Nancy and I spent hours one summer discussing the pros and cons of having a third child. Time was marching on, biological clocks were ticking, and it was time to make a decision.

I’d been one of three children, and my wife had been one of five. We both felt that a two-child family is a little skimpy — a mere taste of how wonderful family life could be. Although she was working toward a degree in library science and aiming to work in that field, my wife saw motherhood as her main role in life. So she was feeling a little short-changed and unfulfilled.

Nancy and I revisited the question whenever we had a spare moment. More than once she suggested, “You know, you really ought to discuss this with your wife.” (Did I confuse you? Sorry. Nancy is a co-worker. My wife’s name is Betsy.)

“I can’t talk about it with Betsy,” I explained. “We discussed it last year. She said she wants a third child, but I gave her a few reasons why it would be reckless to have a third child. Betsy said it would have to be unanimous; she wouldn’t be raising a child alone. So that settled it. If I reopen the discussion, it will be impossible to decide ‘no’ again.” So the third-child hearings took place without testimony from the most important witness.
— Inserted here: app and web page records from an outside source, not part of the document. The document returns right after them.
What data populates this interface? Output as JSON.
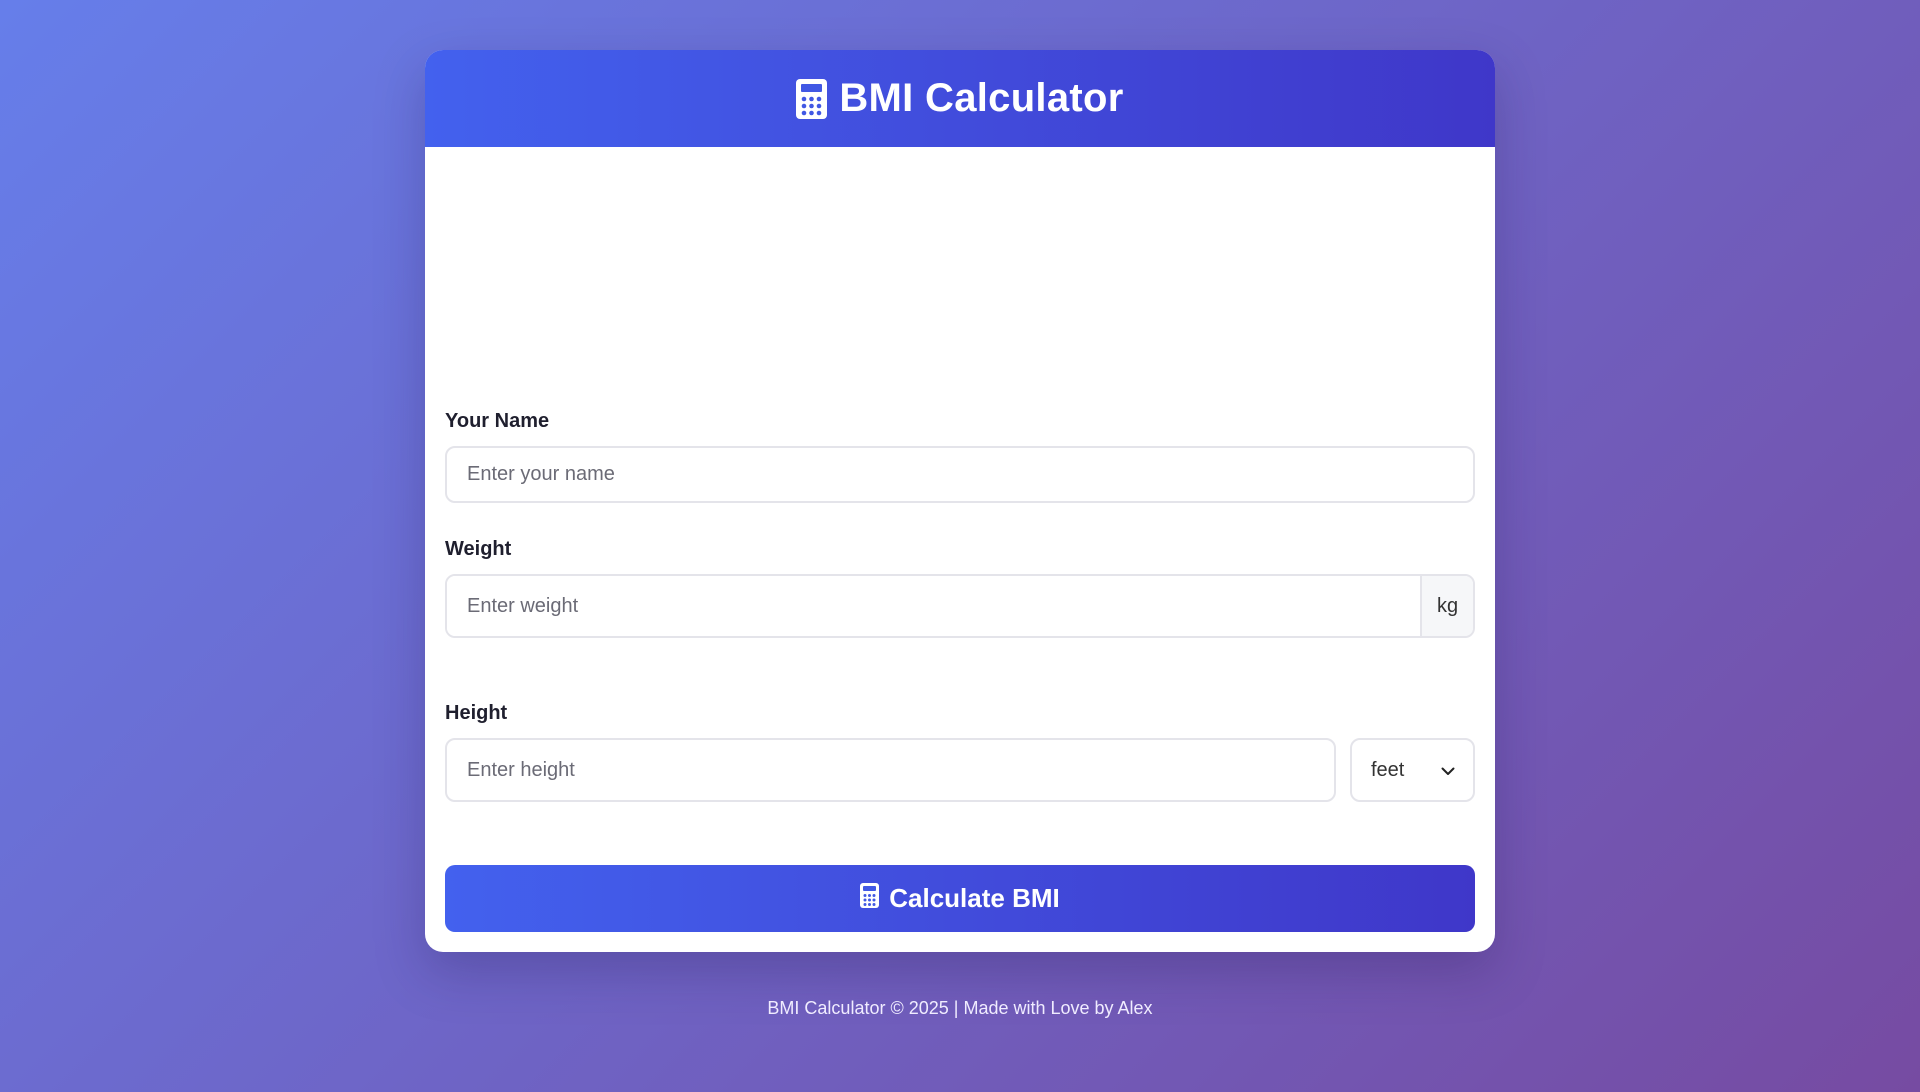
{
  "header": {
    "title": "BMI Calculator",
    "icon": "calculator-icon"
  },
  "form": {
    "name": {
      "label": "Your Name",
      "value": "",
      "placeholder": "Enter your name"
    },
    "weight": {
      "label": "Weight",
      "value": "",
      "placeholder": "Enter weight",
      "unit": "kg"
    },
    "height": {
      "label": "Height",
      "value": "",
      "placeholder": "Enter height",
      "unit_selected": "feet"
    },
    "submit_label": "Calculate BMI",
    "submit_icon": "calculator-icon"
  },
  "footer": {
    "text": "BMI Calculator © 2025 | Made with Love by Alex"
  },
  "colors": {
    "background_start": "#667eea",
    "background_end": "#764ba2",
    "accent_start": "#4361ee",
    "accent_end": "#3f37c9"
  }
}
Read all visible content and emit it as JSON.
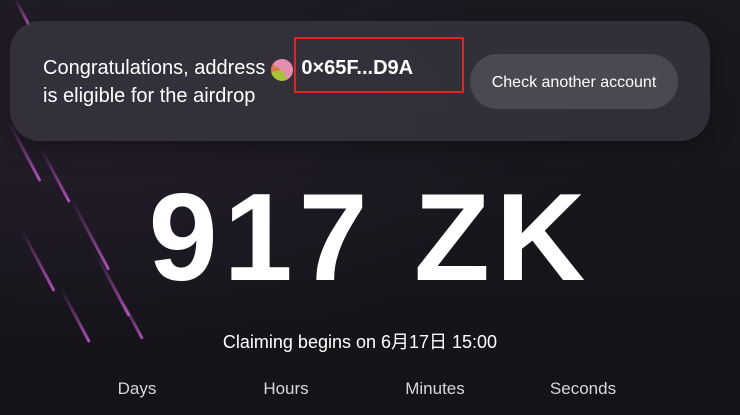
{
  "banner": {
    "line1_prefix": "Congratulations, address",
    "address": "0×65F...D9A",
    "line2": "is eligible for the airdrop",
    "check_button_label": "Check another account"
  },
  "amount": {
    "value": "917 ZK"
  },
  "claim": {
    "text": "Claiming begins on 6月17日 15:00"
  },
  "countdown": {
    "days_label": "Days",
    "hours_label": "Hours",
    "minutes_label": "Minutes",
    "seconds_label": "Seconds"
  },
  "colors": {
    "background": "#17161b",
    "banner": "#3a3942",
    "button": "#4a4951",
    "highlight": "#e52222",
    "streak": "#c85ad2"
  },
  "icons": {
    "avatar": "wallet-avatar-icon"
  }
}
There was really only one reason to have another baby: We are madly in love with the children we have.

The arguments against were several: I told Nancy about the smallness of our house, my low income and dim prospects, my fear of childbirth, and my feeling that, after getting away with two healthy babies, we’d be greedy to gamble again and God would punish us.

We finally agreed that having a third child would require more courage and confidence than I have. Betsy and I would have to be content with our modest herd.

Months later, after the children had been secured for the night, I joined Betsy under the covers and she said, “Rick?”

Uh oh! She only uses my name when she is about to say something grave. “Yes?”

She took a breath. “I’ve got some news you aren’t going to like.”

“Yes?” I asked woodenly, ready for her to tell me she wanted a divorce or that she was dying or that our old VCR had eaten my tape of Cavegirl.

“We’re going to have another baby,” she said.

That’s not bad news, I thought, and then realized that Betsy had been left out of my agonizing. I said, “Dear, that’s the best news ever!”

She shouldn’t have been surprised at my reaction. When it comes to women, I wouldn’t say I wrote the book, but I could say I’ve seen the movie. Lots of movies. And I know that only villains express dismay when pregnancy is announced. So I would’ve said something encouraging even if only out of politeness.

But I didn’t have to fake it. I’d wanted a third child, but just didn’t have the fortitude to apply for one. So I celebrated the miracle that parlays a routine act of marital solidarity into a brand-new soul.

That soul is now a junior in high school. Our Wendy is obsessed with her looks and popularity is her religion. If she sends fewer than 1,000 text messages a month, the phone company wonders if she’s OK. But there is more to her than that.

I overheard Wendy telling this story over the phone: In the school corridor she saw a few boys taunting a girl for her odd manner. Amanda may be autistic; I don’t know. Her books were on the floor and she was crying when Wendy lit into the boys. “You @*#%#s must feel really big torturing Amanda!” she snarled, kicking the nearest one. “Why don’t you go home and tell your mothers what heroes you are?!”

The boys called her a few nasty names and slithered off while she helped Amanda pick up the books and compose herself. Then Wendy walked Amanda to her next class.

My former confidant, Nancy, and I lost touch years ago, but when I heard about Wendy’s little rescue, I so wanted to tell her about it.

Rick Epstein can be reached at

Categories: Exceptional Child, Organization, Planning, Special Topics